Top of AVAILABLE RECORDS
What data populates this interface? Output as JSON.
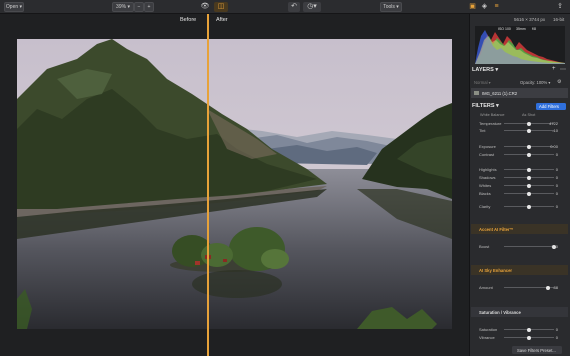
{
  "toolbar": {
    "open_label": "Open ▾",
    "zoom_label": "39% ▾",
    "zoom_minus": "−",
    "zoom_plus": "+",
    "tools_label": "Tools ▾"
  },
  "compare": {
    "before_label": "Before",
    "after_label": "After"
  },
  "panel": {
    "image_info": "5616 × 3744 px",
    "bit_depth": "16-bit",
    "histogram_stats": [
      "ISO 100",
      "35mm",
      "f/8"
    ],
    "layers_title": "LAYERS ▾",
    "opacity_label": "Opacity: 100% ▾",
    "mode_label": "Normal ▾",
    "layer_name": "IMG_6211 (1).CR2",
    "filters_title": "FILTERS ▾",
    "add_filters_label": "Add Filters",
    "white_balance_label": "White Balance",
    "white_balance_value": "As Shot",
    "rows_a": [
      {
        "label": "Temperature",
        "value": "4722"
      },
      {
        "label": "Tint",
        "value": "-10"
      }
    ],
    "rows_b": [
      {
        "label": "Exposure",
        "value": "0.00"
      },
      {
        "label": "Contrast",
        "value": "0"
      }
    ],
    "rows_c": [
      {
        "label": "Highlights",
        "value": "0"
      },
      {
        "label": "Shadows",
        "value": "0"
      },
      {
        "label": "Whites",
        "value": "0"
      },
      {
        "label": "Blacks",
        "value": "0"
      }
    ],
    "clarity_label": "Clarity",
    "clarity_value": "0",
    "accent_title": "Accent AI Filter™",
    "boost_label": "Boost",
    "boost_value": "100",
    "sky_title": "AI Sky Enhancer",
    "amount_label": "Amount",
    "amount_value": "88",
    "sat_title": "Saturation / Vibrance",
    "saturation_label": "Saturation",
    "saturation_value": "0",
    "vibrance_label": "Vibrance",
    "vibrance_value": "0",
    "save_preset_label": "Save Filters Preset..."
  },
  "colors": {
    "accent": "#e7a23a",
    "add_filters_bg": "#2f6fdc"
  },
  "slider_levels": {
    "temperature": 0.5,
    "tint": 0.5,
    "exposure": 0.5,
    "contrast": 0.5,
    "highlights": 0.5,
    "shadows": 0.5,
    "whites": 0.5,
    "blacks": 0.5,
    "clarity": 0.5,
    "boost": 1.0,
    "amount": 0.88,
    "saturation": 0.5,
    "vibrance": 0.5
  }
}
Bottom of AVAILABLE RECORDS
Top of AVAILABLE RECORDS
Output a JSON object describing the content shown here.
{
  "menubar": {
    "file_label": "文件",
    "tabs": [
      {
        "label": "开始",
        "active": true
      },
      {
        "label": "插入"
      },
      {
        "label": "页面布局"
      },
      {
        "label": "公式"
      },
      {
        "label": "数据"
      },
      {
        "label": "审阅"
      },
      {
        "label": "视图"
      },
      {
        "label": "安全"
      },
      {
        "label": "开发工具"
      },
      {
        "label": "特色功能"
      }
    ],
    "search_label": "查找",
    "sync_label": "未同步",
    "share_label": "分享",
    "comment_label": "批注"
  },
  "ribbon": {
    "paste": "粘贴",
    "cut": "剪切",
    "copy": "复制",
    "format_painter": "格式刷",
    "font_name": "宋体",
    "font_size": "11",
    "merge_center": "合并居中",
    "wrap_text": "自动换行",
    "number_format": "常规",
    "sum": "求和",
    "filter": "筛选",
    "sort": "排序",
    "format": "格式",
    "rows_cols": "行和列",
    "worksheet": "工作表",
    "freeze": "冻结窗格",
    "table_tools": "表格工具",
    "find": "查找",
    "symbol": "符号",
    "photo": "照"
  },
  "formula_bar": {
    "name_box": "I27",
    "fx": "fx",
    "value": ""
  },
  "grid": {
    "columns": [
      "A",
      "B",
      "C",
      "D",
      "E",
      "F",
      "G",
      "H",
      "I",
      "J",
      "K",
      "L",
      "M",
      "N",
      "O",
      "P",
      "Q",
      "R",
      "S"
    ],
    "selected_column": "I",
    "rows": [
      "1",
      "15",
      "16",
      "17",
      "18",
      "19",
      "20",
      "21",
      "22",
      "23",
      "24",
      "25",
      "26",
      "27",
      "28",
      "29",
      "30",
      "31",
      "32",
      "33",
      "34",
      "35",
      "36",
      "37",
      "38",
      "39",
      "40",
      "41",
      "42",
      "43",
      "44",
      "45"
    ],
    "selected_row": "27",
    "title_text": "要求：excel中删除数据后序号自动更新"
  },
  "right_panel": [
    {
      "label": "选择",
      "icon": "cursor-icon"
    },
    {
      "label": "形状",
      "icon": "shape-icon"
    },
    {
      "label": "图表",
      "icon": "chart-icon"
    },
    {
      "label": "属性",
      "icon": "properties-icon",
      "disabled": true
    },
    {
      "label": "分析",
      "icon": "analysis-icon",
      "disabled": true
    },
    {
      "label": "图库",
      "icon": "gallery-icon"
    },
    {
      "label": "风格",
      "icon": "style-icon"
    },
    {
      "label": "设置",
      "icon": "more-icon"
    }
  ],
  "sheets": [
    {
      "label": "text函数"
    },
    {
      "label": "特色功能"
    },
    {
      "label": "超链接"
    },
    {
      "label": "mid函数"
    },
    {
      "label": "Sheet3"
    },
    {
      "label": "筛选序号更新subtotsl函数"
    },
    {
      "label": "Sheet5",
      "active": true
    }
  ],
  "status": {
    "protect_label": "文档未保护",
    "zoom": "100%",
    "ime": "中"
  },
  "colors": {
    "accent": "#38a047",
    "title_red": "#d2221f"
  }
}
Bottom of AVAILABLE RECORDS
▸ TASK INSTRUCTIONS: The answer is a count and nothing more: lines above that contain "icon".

▸ FINISHED TASK: 8